The other night at dinner started fantastic. Grace sat with her face scrunched, her eyebrows as deep down as they could go, and in her scariest voice told us stories about a haunted house. Then three-year old Luke would chime in and say "scary shadows," while mimicking Grace's scary face. It was hilarious.
After her story she decided to not only drink milk from her cup, but to also practice her balancing abilities while at it. She only used her mouth to hold her cup, not unlike a seal trying to balance a ball on it's nose, and it was about as messy. She was told that her drinking method was unacceptable. As she is an alpha female in a five-year old body, she decided it was as good a point as any to stand her ground. She was asked to leave the table but refused, instead she grabbed onto her chair like it was a life preserver on the Titanic.
"Uh-oh," I said, using our key word for, "This is about to be a problem...for you." She didn't budge. "You can walk to your room," I said, "or I'll be happy to carry you." She was still holding her chair. When I picked her up to carry her she grabbed onto the table cloth, spilling all of our dinner onto the ground.
My husband Chad and I wanted to find a consequence that would teach, rather than just punish, but we didn't have any idea what that might be. So we did what most good parents do. We googled it. Thankfully "Love and Logic" had just the right solution. An "energy drain." An energy drain is whenever a kid zaps your energy with their bad behavior and they are then responsible for helping you get it back. It's always at a personal but a fair cost. And always with empathy and kindness when the verdict is delivered.
Because Grace made our dinner so unpleasant, we decided that we would need a grown-up dinner at a nice restaurant without kids to get our energy back, and that Grace would pay the baby sitter. Luckily, her babysitter accepts toys and allowance as payment (we paid her in cash afterwards).
When Grace was allowed out of time-out we told her the consequence, and that she would need to pick out a toy to pay the babysitter with. We were expecting a major meltdown at the news. But as always, Grace completely surprised us. She picked out her newest and most favoritest Elsa doll that she had just spent the last ten weeks saving up for. We explained several times that it didn't have to be that doll but she felt strongly that it did. She even went as far as to gift wrap it and colored a card to go with it.
She wasn't upset at all, in fact we suspected that she was secretly feeling really good about it. (She mentioned the next morning that we were mean for making her get rid of her doll, but I told her that most parents would just yell or spank. After that she didn't complain again.) Chad and I think that kids have a more intense sense of "fair" than we do, and when they know that they are making it right again, they feel good about it. Grace is young but smart and she knew she really blew it that night. We think she was happy to have a way to put things right.

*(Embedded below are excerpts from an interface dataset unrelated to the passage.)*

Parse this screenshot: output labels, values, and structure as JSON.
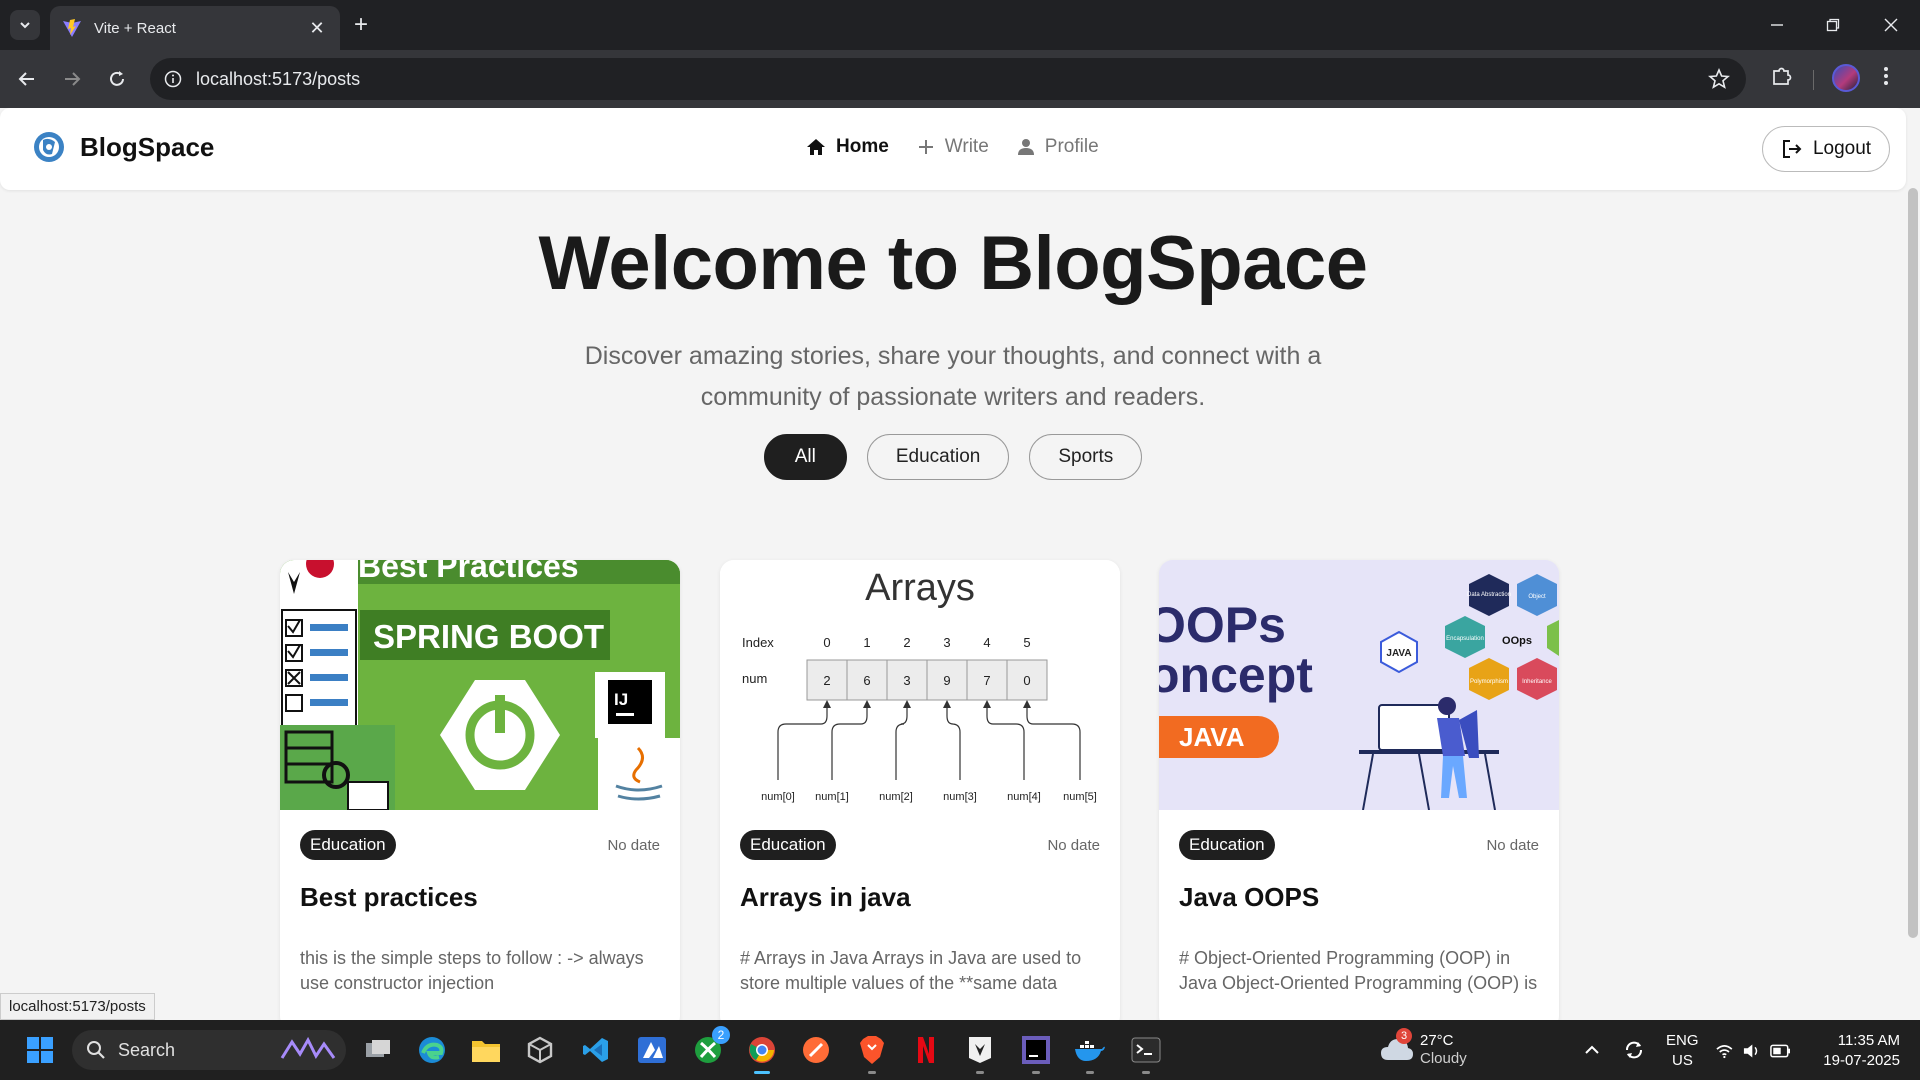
{
  "browser": {
    "tab_title": "Vite + React",
    "url": "localhost:5173/posts",
    "status_url": "localhost:5173/posts"
  },
  "site": {
    "brand": "BlogSpace",
    "nav": [
      {
        "label": "Home",
        "icon": "home-icon",
        "active": true
      },
      {
        "label": "Write",
        "icon": "plus-icon",
        "active": false
      },
      {
        "label": "Profile",
        "icon": "user-icon",
        "active": false
      }
    ],
    "logout_label": "Logout"
  },
  "hero": {
    "title": "Welcome to BlogSpace",
    "subtitle": "Discover amazing stories, share your thoughts, and connect with a community of passionate writers and readers."
  },
  "filters": [
    {
      "label": "All",
      "active": true
    },
    {
      "label": "Education",
      "active": false
    },
    {
      "label": "Sports",
      "active": false
    }
  ],
  "posts": [
    {
      "category": "Education",
      "date": "No date",
      "title": "Best practices",
      "excerpt": "this is the simple steps to follow : -> always use constructor injection",
      "image": {
        "heading": "Best Practices",
        "banner": "SPRING BOOT",
        "badge": "IJ"
      }
    },
    {
      "category": "Education",
      "date": "No date",
      "title": "Arrays in java",
      "excerpt": "# Arrays in Java Arrays in Java are used to store multiple values of the **same data",
      "image": {
        "heading": "Arrays",
        "index_label": "Index",
        "num_label": "num",
        "indices": [
          "0",
          "1",
          "2",
          "3",
          "4",
          "5"
        ],
        "values": [
          "2",
          "6",
          "3",
          "9",
          "7",
          "0"
        ],
        "refs": [
          "num[0]",
          "num[1]",
          "num[2]",
          "num[3]",
          "num[4]",
          "num[5]"
        ]
      }
    },
    {
      "category": "Education",
      "date": "No date",
      "title": "Java OOPS",
      "excerpt": "# Object-Oriented Programming (OOP) in Java Object-Oriented Programming (OOP) is",
      "image": {
        "line1": "OOPs",
        "line2": "oncept",
        "pill": "JAVA",
        "java_hex": "JAVA",
        "hexes": [
          "Data Abstraction",
          "Object",
          "Encapsulation",
          "OOps",
          "Polymorphism",
          "Inheritance"
        ]
      }
    }
  ],
  "taskbar": {
    "search_label": "Search",
    "weather_temp": "27°C",
    "weather_desc": "Cloudy",
    "weather_badge": "3",
    "xbox_badge": "2",
    "lang_line1": "ENG",
    "lang_line2": "US",
    "time": "11:35 AM",
    "date": "19-07-2025"
  },
  "colors": {
    "accent_dark": "#1f1f1f",
    "brand_blue": "#3b82c4",
    "spring_green": "#6db33f",
    "oop_bg": "#e6e4f8",
    "java_orange": "#f26b21"
  }
}
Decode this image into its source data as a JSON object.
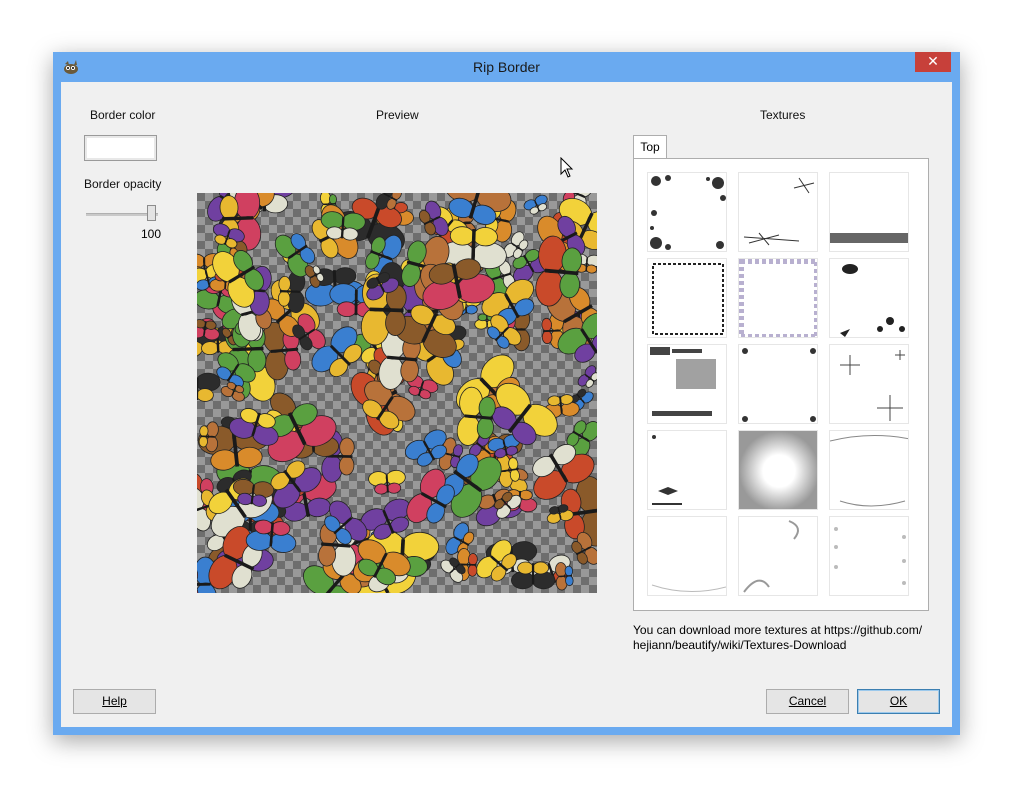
{
  "window": {
    "title": "Rip Border",
    "close_glyph": "✕",
    "app_icon": "gimp-icon"
  },
  "left_panel": {
    "border_color_label": "Border color",
    "border_color_value": "#ffffff",
    "border_opacity_label": "Border opacity",
    "border_opacity_value": "100"
  },
  "preview": {
    "label": "Preview"
  },
  "textures": {
    "label": "Textures",
    "tabs": [
      "Top"
    ],
    "thumbnail_names": [
      "floral-border",
      "sparkle-stars",
      "gray-band",
      "scalloped-frame",
      "purple-lace",
      "doodle-corner",
      "newsprint-collage",
      "dotted-corners",
      "starburst",
      "a-new-beginning",
      "gradient-stars",
      "love-swoosh",
      "hope-script",
      "curly-swirl",
      "heart-sides"
    ],
    "info_text": "You can download more textures at https://github.com/ hejiann/beautify/wiki/Textures-Download"
  },
  "buttons": {
    "help": "Help",
    "cancel": "Cancel",
    "ok": "OK"
  },
  "colors": {
    "title_bar": "#6aaaf0",
    "close_button": "#c7403a",
    "dialog_bg": "#f0f0f0"
  }
}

The next night Grace decided to test her limits with extremely bad manners again.
"I'm so happy," I said to her complete astonishment. "I really had a great time with your dad last night at our dinner. Will you be paying for another babysitter tonight?"
The bad manners totally stopped. Instantly. The best part was that I didn't have to yell or even get mad. In fact I was a little disappointed she cleaned up her act so quickly. I was secretly hoping for another night out. It turned out our family dinner was nearly just as nice at home that night, even though I had to clean my own dishes afterwards. And Grace learned that if she makes a mistake can feel good about herself when she makes it right.